Love is Blind is perhaps the most perplexing T.V. show I have ever seen.
First of all, the phrase itself has been grossly misinterpreted (pretty sure blind love is about how much someone you love can do wrong without you noticing and not that you are in fact capable of falling in love with someone without seeing them. Also, if you needed to prove that, the thousands of blind people who have fallen in love are pretty good evidence).
But also, after having watched the whole season, I remain incredibly confused about what the show is trying to prove. As the hosts so cloyingly put it, the participants “fell in love with someone, and agreed to marry them, sight unseen.” Which is an interesting way to date someone for sure, but the lack of sight was not the problem most of the (conventionally attractive) participants encountered.
It turns out it’s really hard to date someone in a fabricated setting, and then introduce them to your actual life. Especially if you’ve known each other for, I don’t know, six weeks.
Shows like Love is Blind and those in The Bachelor franchise are frustratingly compelling, not because they create genuine connections, but because they inevitably make the watchers feel secure and superior in their own relationships. The shows set up their contestants to fail, and we all gleefully watch as they do just that.
The Bachelor is not a show about love anymore. It just isn’t. It’s debatable whether it ever was, but people used to get engaged, at least. And then America stopped paying attention. Of the 38 seasons of the Bachelor and Bachelorette, only ten couples are still together—and two of those got engaged when the Bachelor left the structure of the show to go after his second choice.
Now, The Bachelor franchise finds itself in a funny place. Their shows this year have been absolutely groundbreaking—from Jed Wyatt’s betrayal of Hannah Brown on the Bachelorette to the engagement (and later, break-up) of the first same-sex couple in the U.S. Bachelor franchise on Bachelor in Paradise. Chris Harrison’s favorite words have become “the most shocking season yet,” but honestly it seems like they have reached a limit—which should be concerning to those of us sitting at home binging episodes. They will try to step up the game, and the growing pains will be felt by the contestants.
These shows have a financial incentive to push drama and heartbreak into their episodes. If there was a clear trajectory to a happy couple, we might stop watching. So, they don’t let people form relationships in healthy ways, like meeting each other’s friends or choosing to spend time together just hanging out. Allotted date times means contestants can’t make an effort to see each other more, and the dates are so spectacular they don’t force conversation. The shows squeeze major milestones into just a few months—Love is Blind contestants have just six weeks from the day they first meet and when they get married. Worst of all, they equate winning to love, disincentivizing walking away from the show because of a lack of connection or an unhealthy relationship.

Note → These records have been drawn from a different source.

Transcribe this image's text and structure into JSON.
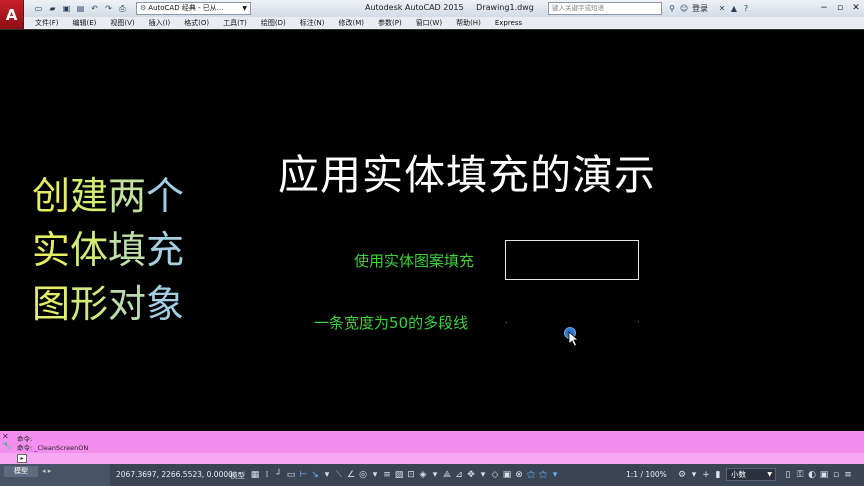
{
  "app": {
    "logo_letter": "A",
    "workspace": "AutoCAD 经典 - 已从...",
    "product": "Autodesk AutoCAD 2015",
    "document": "Drawing1.dwg",
    "search_placeholder": "键入关键字或短语",
    "login": "登录"
  },
  "menu": [
    "文件(F)",
    "编辑(E)",
    "视图(V)",
    "插入(I)",
    "格式(O)",
    "工具(T)",
    "绘图(D)",
    "标注(N)",
    "修改(M)",
    "参数(P)",
    "窗口(W)",
    "帮助(H)",
    "Express"
  ],
  "canvas": {
    "title": "应用实体填充的演示",
    "side_lines": [
      [
        "创",
        "建",
        "两",
        "个"
      ],
      [
        "实",
        "体",
        "填",
        "充"
      ],
      [
        "图",
        "形",
        "对",
        "象"
      ]
    ],
    "label_hatch": "使用实体图案填充",
    "label_pline": "一条宽度为50的多段线"
  },
  "command": {
    "history": [
      "命令:",
      "命令: _CleanScreenON"
    ],
    "input_placeholder": ""
  },
  "status": {
    "tab_model": "模型",
    "coords": "2067.3697, 2266.5523, 0.0000",
    "space": "模型",
    "scale": "1:1 / 100%",
    "units": "小数"
  },
  "colors": {
    "canvas_bg": "#000000",
    "label_green": "#3ed13e",
    "command_bg": "#f48ff0",
    "statusbar_bg": "#3b4453"
  }
}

The Bachelor almost prides itself on how the experience puts its participants through the wringer. Clips of contestants crying (often asking not to be filmed) are peppered with revelations that this process is not all that it is promised. Contestants are caught saying they never imagined the show being so draining and emotionally destructive. Isolated, they can only lean on producers or Chris Harrison for comfort while going through what is supposed to be seen as a legitimate heartbreak.
If that’s the show we are left with, one where contestants try and miserably fail to find love, and do it while generally making fools of both themselves and the process of dating, why are we paying attention? And why do we keep replicating it in even more distorted spin-offs, like Love is Blind?
We want to feel better about our own lives, sure, but we also want to see this season’s crazy interaction and know who the most hated contestant is. We want to witness every time Jessica inexplicably picks a fight with Mark, and how often it backfires (always). We are here for the drama. And if we’re upfront about that, maybe it’s okay.
But stop pretending. You’re not turning on Love is Blind for the inspiring love story.